___ Dataset records ___
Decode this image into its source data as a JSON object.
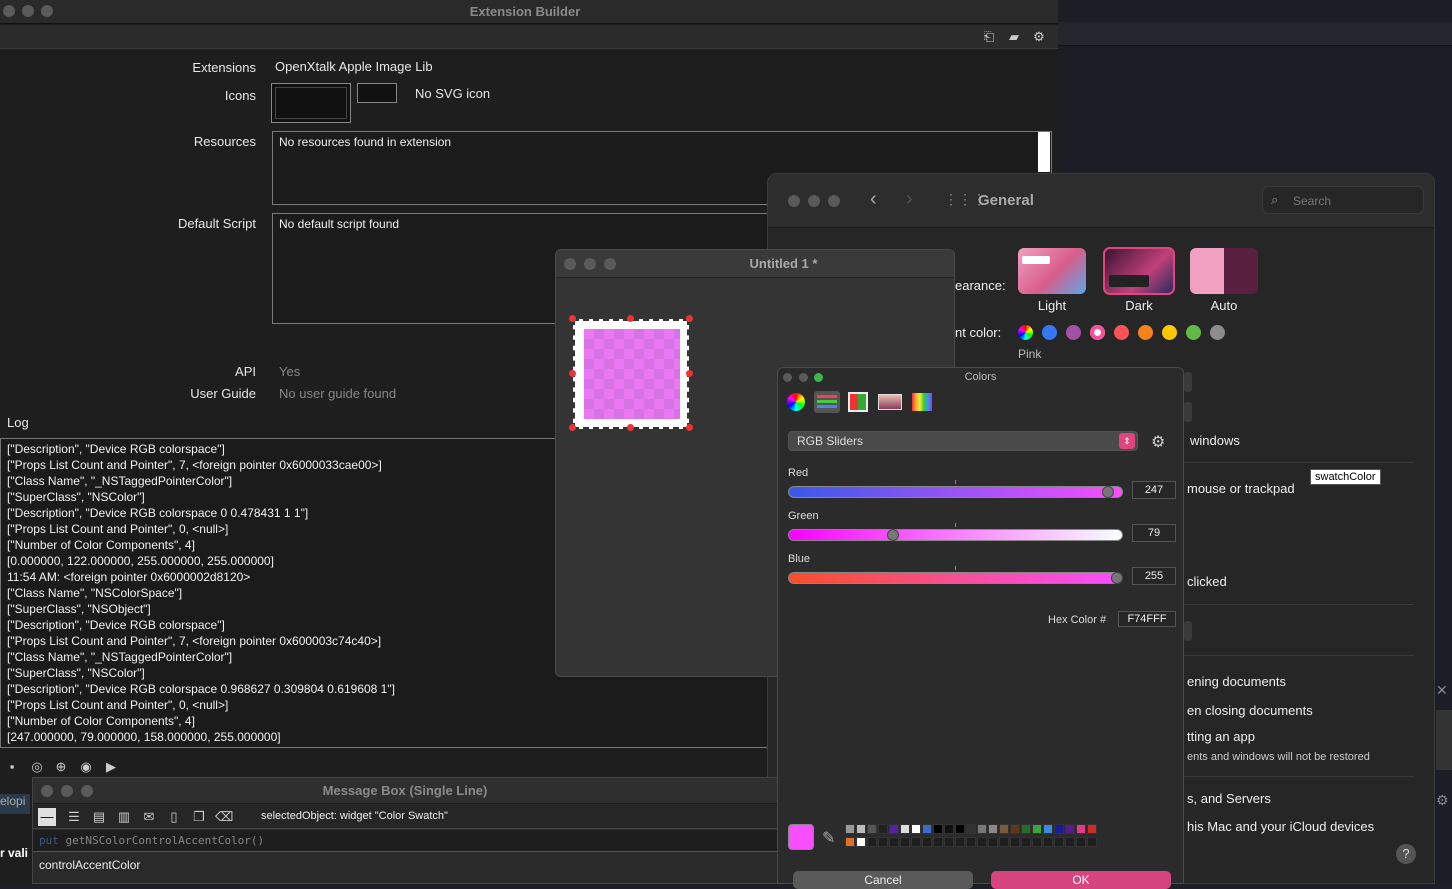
{
  "ext_builder": {
    "title": "Extension Builder",
    "extensions_label": "Extensions",
    "extensions_value": "OpenXtalk Apple Image Lib",
    "icons_label": "Icons",
    "svg_icon_text": "No SVG icon",
    "resources_label": "Resources",
    "resources_value": "No resources found in extension",
    "default_script_label": "Default Script",
    "default_script_value": "No default script found",
    "api_label": "API",
    "api_value": "Yes",
    "user_guide_label": "User Guide",
    "user_guide_value": "No user guide found",
    "log_label": "Log",
    "log_lines": [
      "[\"Description\", \"Device RGB colorspace\"]",
      "[\"Props List Count and Pointer\", 7, <foreign pointer 0x6000033cae00>]",
      "[\"Class Name\", \"_NSTaggedPointerColor\"]",
      "[\"SuperClass\", \"NSColor\"]",
      "[\"Description\", \"Device RGB colorspace 0 0.478431 1 1\"]",
      "[\"Props List Count and Pointer\", 0, <null>]",
      "[\"Number of Color Components\", 4]",
      "[0.000000, 122.000000, 255.000000, 255.000000]",
      "11:54 AM: <foreign pointer 0x6000002d8120>",
      "[\"Class Name\", \"NSColorSpace\"]",
      "[\"SuperClass\", \"NSObject\"]",
      "[\"Description\", \"Device RGB colorspace\"]",
      "[\"Props List Count and Pointer\", 7, <foreign pointer 0x600003c74c40>]",
      "[\"Class Name\", \"_NSTaggedPointerColor\"]",
      "[\"SuperClass\", \"NSColor\"]",
      "[\"Description\", \"Device RGB colorspace 0.968627 0.309804 0.619608 1\"]",
      "[\"Props List Count and Pointer\", 0, <null>]",
      "[\"Number of Color Components\", 4]",
      "[247.000000, 79.000000, 158.000000, 255.000000]"
    ]
  },
  "general": {
    "title": "General",
    "search_placeholder": "Search",
    "appearance_label": "earance:",
    "appearance_options": [
      "Light",
      "Dark",
      "Auto"
    ],
    "accent_label": "nt color:",
    "accent_selected": "Pink",
    "accent_colors": [
      "#888888",
      "#3478f6",
      "#a550a7",
      "#f74f9e",
      "#ff5257",
      "#f7821b",
      "#ffc600",
      "#62ba46",
      "#8c8c8c"
    ],
    "rows": [
      "windows",
      "mouse or trackpad",
      "clicked",
      "ening documents",
      "en closing documents",
      "tting an app",
      "ents and windows will not be restored",
      "s, and Servers",
      "his Mac and your iCloud devices"
    ],
    "help": "?"
  },
  "tooltip": "swatchColor",
  "untitled": {
    "title": "Untitled 1 *",
    "swatch_color": "#f74fff"
  },
  "colors": {
    "title": "Colors",
    "mode": "RGB Sliders",
    "red_label": "Red",
    "red_value": "247",
    "green_label": "Green",
    "green_value": "79",
    "blue_label": "Blue",
    "blue_value": "255",
    "hex_label": "Hex Color #",
    "hex_value": "F74FFF",
    "cancel": "Cancel",
    "ok": "OK",
    "current_color": "#f74fff"
  },
  "message_box": {
    "title": "Message Box (Single Line)",
    "selected_object": "selectedObject: widget \"Color Swatch\"",
    "command_keyword": "put",
    "command_rest": " getNSColorControlAccentColor()",
    "result": "controlAccentColor"
  },
  "left_fragments": {
    "top": "elopi",
    "bottom": "r vali"
  }
}
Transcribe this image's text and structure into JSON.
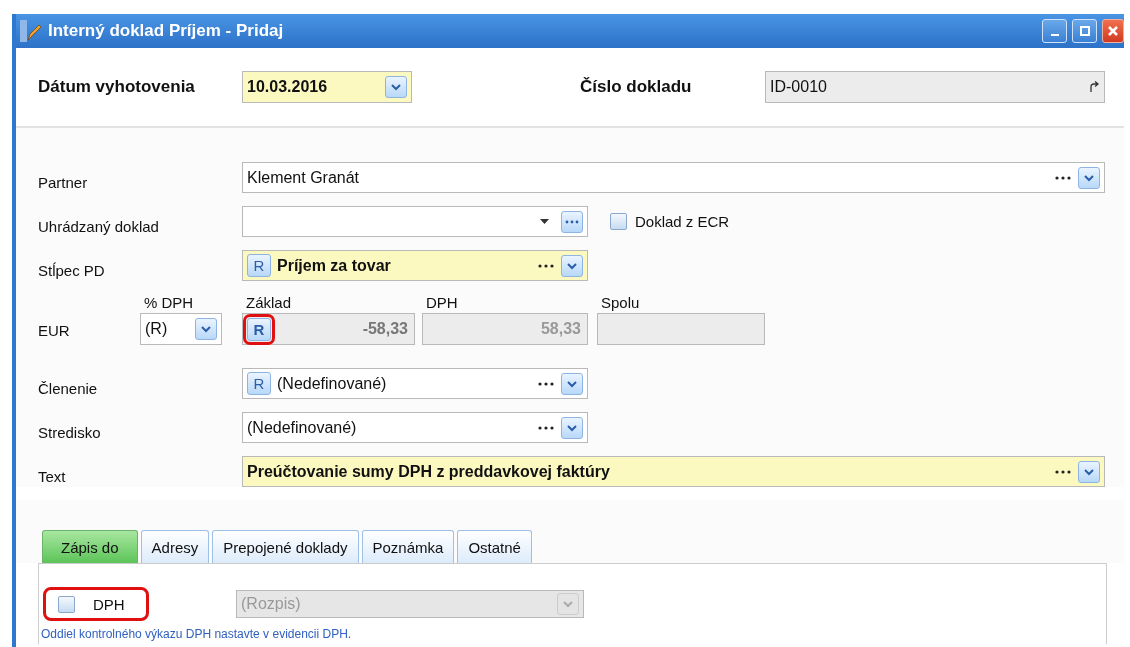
{
  "window": {
    "title": "Interný doklad Príjem - Pridaj"
  },
  "header": {
    "date": {
      "label": "Dátum vyhotovenia",
      "value": "10.03.2016",
      "required": true
    },
    "doc_number": {
      "label": "Číslo dokladu",
      "value": "ID-0010"
    }
  },
  "rows": [
    {
      "kind": "field",
      "label": "Partner",
      "field": {
        "value": "Klement  Granát",
        "wide": true,
        "required": false,
        "dots_button": false,
        "caret": false
      }
    },
    {
      "kind": "field",
      "label": "Uhrádzaný doklad",
      "field": {
        "wide": false,
        "required": false,
        "dots_button": true,
        "caret": true
      },
      "checkbox": {
        "label": "Doklad z ECR",
        "checked": false
      }
    },
    {
      "kind": "field",
      "label": "Stĺpec PD",
      "field": {
        "tag": "R",
        "value": "Príjem za tovar",
        "wide": false,
        "required": true,
        "dots_button": false,
        "caret": false
      }
    },
    {
      "kind": "amounts",
      "label": "EUR",
      "columns": [
        {
          "kind": "select",
          "heading": "% DPH",
          "value": "(R)"
        },
        {
          "kind": "amount",
          "heading": "Základ",
          "tag": "R",
          "tag_highlighted": true,
          "value": "-58,33",
          "emphasis": true
        },
        {
          "kind": "amount",
          "heading": "DPH",
          "value": "58,33",
          "emphasis": false
        },
        {
          "kind": "amount",
          "heading": "Spolu"
        }
      ]
    },
    {
      "kind": "field",
      "label": "Členenie",
      "field": {
        "tag": "R",
        "value": "(Nedefinované)",
        "wide": false,
        "required": false,
        "dots_button": false,
        "caret": false
      }
    },
    {
      "kind": "field",
      "label": "Stredisko",
      "field": {
        "value": "(Nedefinované)",
        "wide": false,
        "required": false,
        "dots_button": false,
        "caret": false
      }
    },
    {
      "kind": "field",
      "label": "Text",
      "field": {
        "value": "Preúčtovanie sumy DPH z preddavkovej faktúry",
        "wide": true,
        "required": true,
        "dots_button": false,
        "caret": false
      }
    }
  ],
  "tabs": [
    {
      "label": "Zápis do",
      "selected": true
    },
    {
      "label": "Adresy",
      "selected": false
    },
    {
      "label": "Prepojené doklady",
      "selected": false
    },
    {
      "label": "Poznámka",
      "selected": false
    },
    {
      "label": "Ostatné",
      "selected": false
    }
  ],
  "panel": {
    "checkbox": {
      "label": "DPH",
      "checked": false,
      "highlighted": true
    },
    "combo": {
      "value": "(Rozpis)",
      "disabled": true
    },
    "note": "Oddiel kontrolného výkazu DPH nastavte v evidencii DPH."
  }
}
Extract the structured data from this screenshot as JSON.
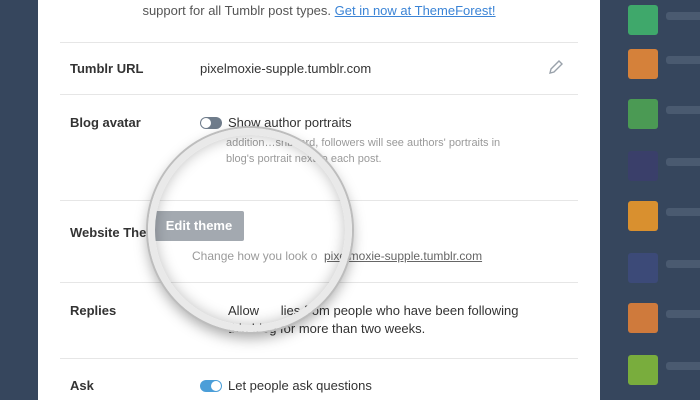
{
  "promo": {
    "text": "support for all Tumblr post types.",
    "link": "Get in now at ThemeForest!"
  },
  "settings": {
    "tumblr_url": {
      "label": "Tumblr URL",
      "value": "pixelmoxie-supple.tumblr.com"
    },
    "blog_avatar": {
      "label": "Blog avatar",
      "toggle_label": "Show author portraits",
      "enabled": false,
      "description_line1": "addition…shboard, followers will see authors' portraits in",
      "description_line2": "blog's portrait next to each post."
    },
    "website_theme": {
      "label": "Website The",
      "button": "Edit theme",
      "description": "Change how you look o",
      "link": "pixelmoxie-supple.tumblr.com"
    },
    "replies": {
      "label": "Replies",
      "line1": "Allow      lies from people who have been following",
      "line2": "this blog for more than two weeks."
    },
    "ask": {
      "label": "Ask",
      "toggle_label": "Let people ask questions",
      "enabled": true
    }
  },
  "colors": {
    "page_bg": "#36465d",
    "panel_bg": "#ffffff",
    "link": "#3b84d6",
    "toggle_on": "#4b9ed8",
    "toggle_off": "#6f7c8b",
    "button_bg": "#a3a9b0"
  },
  "icons": {
    "edit": "pencil-icon"
  }
}
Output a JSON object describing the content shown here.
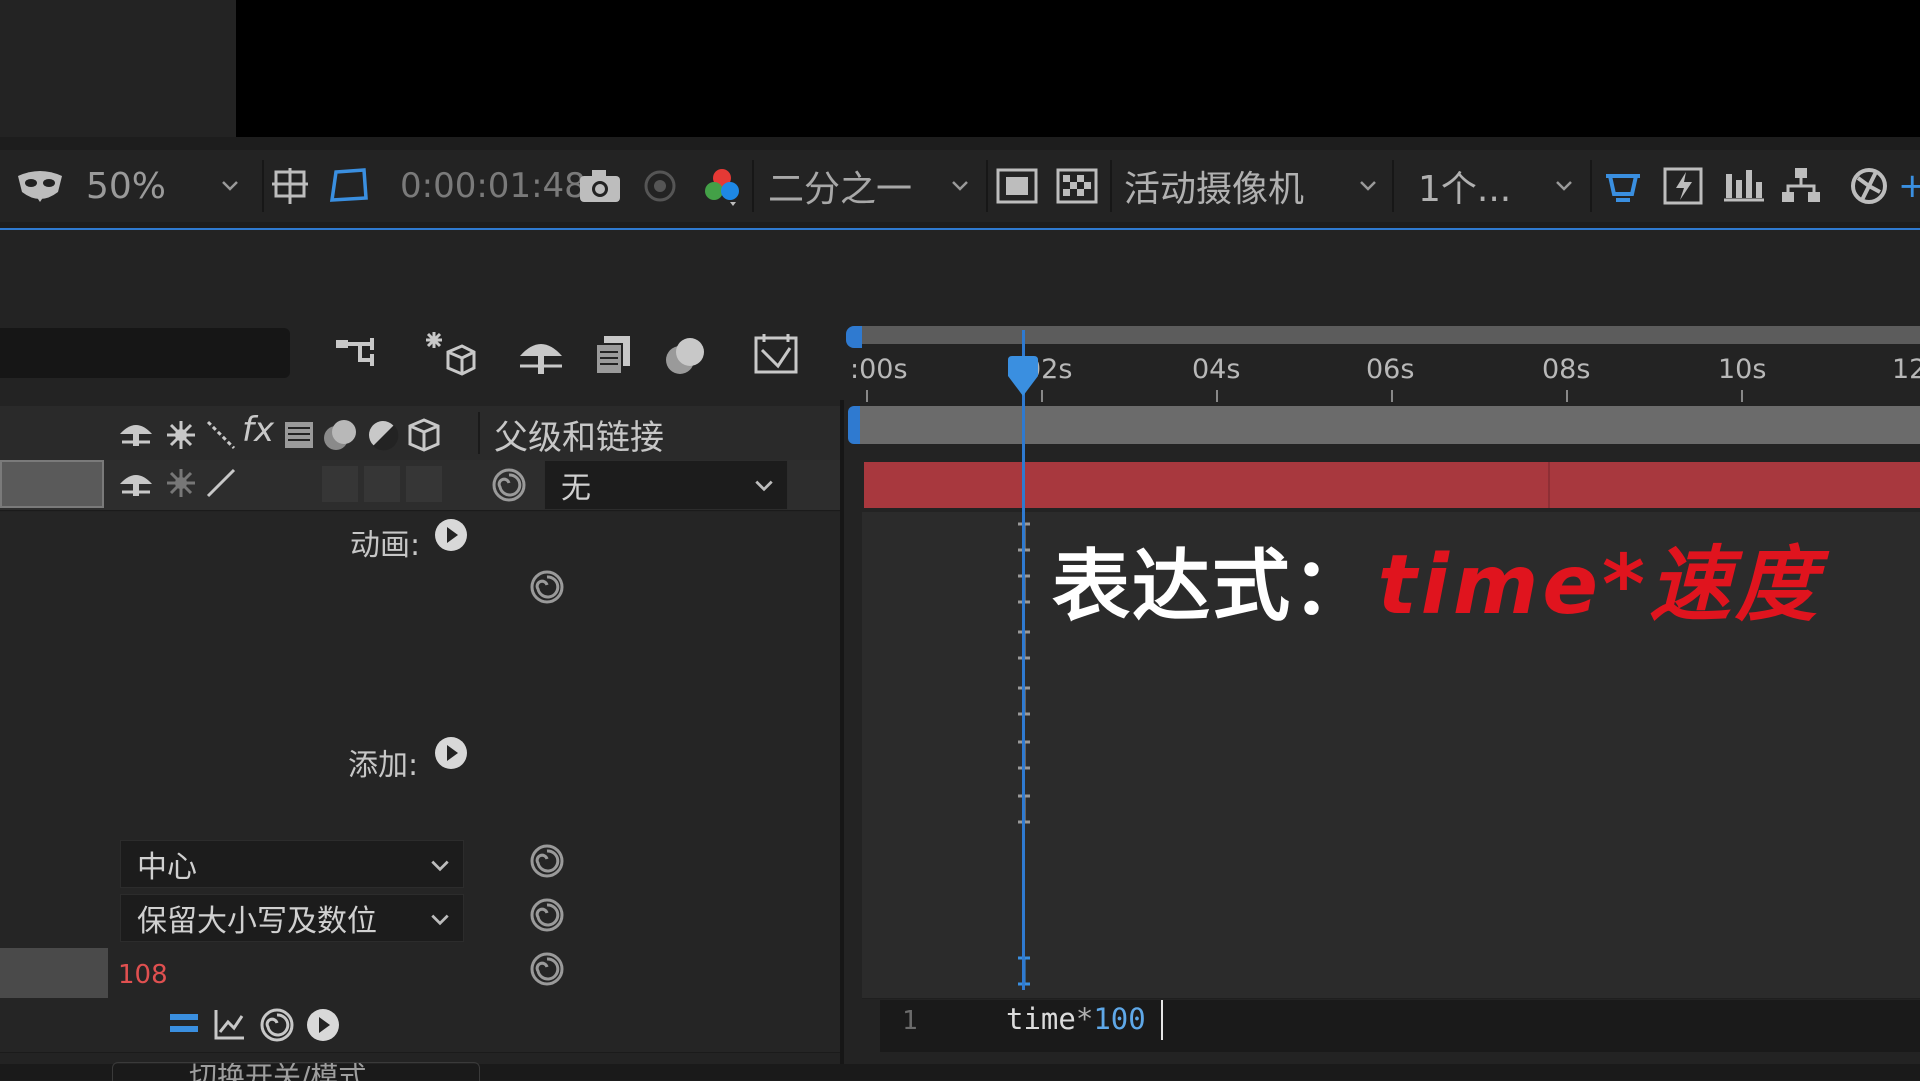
{
  "viewer_toolbar": {
    "zoom": "50%",
    "timecode": "0:00:01:48",
    "resolution": "二分之一",
    "camera": "活动摄像机",
    "views": "1个...",
    "icons": [
      "mask-icon",
      "grid-icon",
      "crop-icon",
      "snapshot-camera-icon",
      "show-snapshot-icon",
      "color-channel-icon",
      "region-icon",
      "transparency-grid-icon",
      "fast-preview-icon",
      "timeline-link-icon",
      "flowchart-icon",
      "render-icon",
      "reset-exposure-icon"
    ]
  },
  "timeline": {
    "parent_header": "父级和链接",
    "parent_value": "无",
    "ruler_labels": [
      ":00s",
      "02s",
      "04s",
      "06s",
      "08s",
      "10s",
      "12"
    ]
  },
  "properties": {
    "animate_label": "动画:",
    "add_label": "添加:",
    "anchor_dropdown": "中心",
    "case_dropdown": "保留大小写及数位",
    "value": "108",
    "bottom_toggle": "切换开关/模式"
  },
  "expression": {
    "line_number": "1",
    "code_keyword": "time",
    "code_operator": "*",
    "code_number": "100"
  },
  "caption": {
    "prefix": "表达式：",
    "highlight": "time*速度"
  },
  "colors": {
    "accent_blue": "#2f7ad0",
    "layer_bar": "#a8383e",
    "caption_red": "#e0141e"
  }
}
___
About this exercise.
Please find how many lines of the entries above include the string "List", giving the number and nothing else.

Output of the exercise.
4